**GIVEN INFORMATION**
▽
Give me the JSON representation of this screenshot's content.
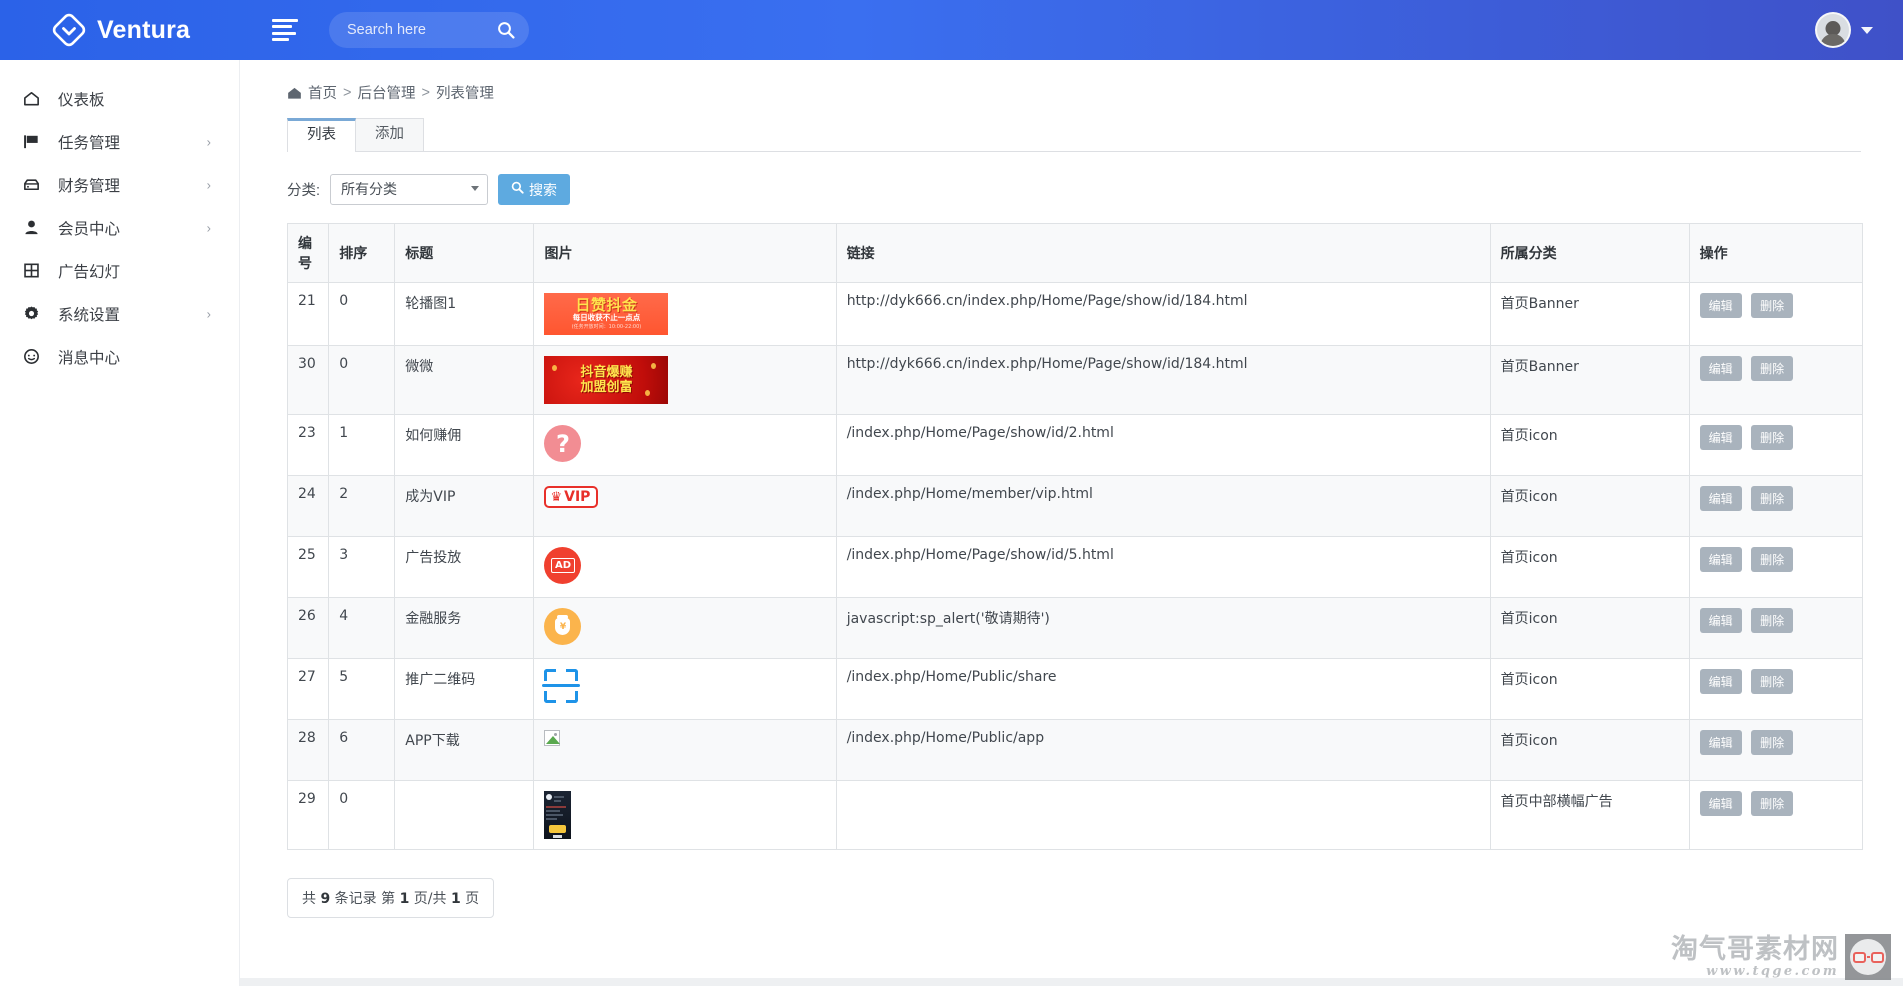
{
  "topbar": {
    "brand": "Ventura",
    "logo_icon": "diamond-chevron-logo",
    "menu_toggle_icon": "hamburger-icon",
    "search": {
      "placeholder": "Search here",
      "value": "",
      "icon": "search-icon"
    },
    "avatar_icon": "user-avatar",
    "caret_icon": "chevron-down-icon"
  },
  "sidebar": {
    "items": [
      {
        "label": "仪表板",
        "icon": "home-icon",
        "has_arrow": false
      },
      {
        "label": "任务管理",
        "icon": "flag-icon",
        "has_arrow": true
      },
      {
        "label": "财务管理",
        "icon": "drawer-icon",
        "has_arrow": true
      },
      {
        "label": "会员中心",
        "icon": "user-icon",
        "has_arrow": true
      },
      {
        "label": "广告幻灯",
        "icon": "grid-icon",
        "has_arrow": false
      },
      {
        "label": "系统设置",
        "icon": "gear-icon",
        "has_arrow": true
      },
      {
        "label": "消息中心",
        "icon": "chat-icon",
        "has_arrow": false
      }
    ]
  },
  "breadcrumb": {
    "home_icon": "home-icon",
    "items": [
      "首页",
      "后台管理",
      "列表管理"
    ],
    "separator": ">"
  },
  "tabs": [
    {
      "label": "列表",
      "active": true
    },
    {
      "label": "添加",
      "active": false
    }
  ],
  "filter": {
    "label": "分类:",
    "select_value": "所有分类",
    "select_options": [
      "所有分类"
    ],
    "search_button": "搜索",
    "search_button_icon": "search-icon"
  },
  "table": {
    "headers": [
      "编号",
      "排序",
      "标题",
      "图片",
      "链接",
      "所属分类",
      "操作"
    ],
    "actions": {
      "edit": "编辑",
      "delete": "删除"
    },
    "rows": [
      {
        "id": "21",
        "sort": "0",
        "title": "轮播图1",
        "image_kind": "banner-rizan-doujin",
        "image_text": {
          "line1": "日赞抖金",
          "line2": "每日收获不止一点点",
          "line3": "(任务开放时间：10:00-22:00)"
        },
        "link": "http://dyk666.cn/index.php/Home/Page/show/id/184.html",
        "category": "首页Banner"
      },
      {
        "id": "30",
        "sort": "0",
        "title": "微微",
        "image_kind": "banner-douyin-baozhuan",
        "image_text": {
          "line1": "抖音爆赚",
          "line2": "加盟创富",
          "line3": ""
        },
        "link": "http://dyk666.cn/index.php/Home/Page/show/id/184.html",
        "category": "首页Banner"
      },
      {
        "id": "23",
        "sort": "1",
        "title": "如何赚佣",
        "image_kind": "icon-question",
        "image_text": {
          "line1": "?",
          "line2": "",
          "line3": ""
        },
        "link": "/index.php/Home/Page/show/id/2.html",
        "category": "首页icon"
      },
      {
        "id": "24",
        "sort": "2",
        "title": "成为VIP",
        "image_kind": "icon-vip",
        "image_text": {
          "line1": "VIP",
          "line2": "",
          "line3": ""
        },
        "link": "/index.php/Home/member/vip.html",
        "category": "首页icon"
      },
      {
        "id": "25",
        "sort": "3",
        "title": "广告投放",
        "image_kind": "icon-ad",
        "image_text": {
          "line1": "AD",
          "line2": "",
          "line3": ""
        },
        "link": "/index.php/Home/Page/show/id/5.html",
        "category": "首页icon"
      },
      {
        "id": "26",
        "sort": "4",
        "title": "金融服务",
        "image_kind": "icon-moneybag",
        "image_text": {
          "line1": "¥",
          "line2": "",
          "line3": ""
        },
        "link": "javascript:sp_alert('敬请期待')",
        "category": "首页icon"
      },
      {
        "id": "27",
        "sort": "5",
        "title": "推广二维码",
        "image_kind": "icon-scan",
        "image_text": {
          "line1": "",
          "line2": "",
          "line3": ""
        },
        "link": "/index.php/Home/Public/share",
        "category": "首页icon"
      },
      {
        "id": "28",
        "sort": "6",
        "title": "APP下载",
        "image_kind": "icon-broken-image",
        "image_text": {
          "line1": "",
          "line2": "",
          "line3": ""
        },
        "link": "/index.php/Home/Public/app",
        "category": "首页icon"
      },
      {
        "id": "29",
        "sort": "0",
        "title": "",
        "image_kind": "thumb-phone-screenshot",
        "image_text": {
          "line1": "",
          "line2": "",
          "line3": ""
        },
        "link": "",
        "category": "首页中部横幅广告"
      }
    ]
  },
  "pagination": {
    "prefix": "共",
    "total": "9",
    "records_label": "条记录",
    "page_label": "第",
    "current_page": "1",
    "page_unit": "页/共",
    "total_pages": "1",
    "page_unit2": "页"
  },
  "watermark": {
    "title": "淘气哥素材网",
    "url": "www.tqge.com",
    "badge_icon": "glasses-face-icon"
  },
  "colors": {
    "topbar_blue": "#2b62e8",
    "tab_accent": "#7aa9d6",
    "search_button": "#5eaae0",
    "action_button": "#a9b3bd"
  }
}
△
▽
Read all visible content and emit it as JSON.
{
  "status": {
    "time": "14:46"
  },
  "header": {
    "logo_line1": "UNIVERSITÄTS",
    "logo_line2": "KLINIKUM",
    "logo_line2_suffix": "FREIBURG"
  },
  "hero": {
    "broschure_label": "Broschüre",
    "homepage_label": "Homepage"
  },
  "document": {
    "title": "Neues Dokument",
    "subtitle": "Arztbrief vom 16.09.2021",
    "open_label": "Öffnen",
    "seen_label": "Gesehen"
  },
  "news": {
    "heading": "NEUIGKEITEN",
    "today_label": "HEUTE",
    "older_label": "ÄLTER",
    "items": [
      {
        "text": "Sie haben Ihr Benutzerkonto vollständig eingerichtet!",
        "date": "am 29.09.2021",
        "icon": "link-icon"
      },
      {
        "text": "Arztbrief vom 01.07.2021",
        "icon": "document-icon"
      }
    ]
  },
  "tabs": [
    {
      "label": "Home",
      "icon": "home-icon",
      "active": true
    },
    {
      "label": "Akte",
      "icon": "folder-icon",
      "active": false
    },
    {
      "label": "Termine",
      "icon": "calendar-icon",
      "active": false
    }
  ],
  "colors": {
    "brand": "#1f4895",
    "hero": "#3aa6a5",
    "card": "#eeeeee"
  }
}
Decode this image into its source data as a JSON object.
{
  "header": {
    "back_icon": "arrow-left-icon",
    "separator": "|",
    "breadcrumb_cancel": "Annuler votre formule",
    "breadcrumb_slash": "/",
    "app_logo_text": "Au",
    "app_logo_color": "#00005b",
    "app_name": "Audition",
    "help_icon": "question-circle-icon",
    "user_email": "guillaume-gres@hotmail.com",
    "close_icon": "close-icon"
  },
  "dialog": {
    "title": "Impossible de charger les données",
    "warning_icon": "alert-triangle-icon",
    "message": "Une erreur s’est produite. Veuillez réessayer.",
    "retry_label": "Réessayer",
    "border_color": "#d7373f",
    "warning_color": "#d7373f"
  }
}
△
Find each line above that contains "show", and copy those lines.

        "link": "http://dyk666.cn/index.php/Home/Page/show/id/184.html",
        "link": "http://dyk666.cn/index.php/Home/Page/show/id/184.html",
        "link": "/index.php/Home/Page/show/id/2.html",
        "link": "/index.php/Home/Page/show/id/5.html",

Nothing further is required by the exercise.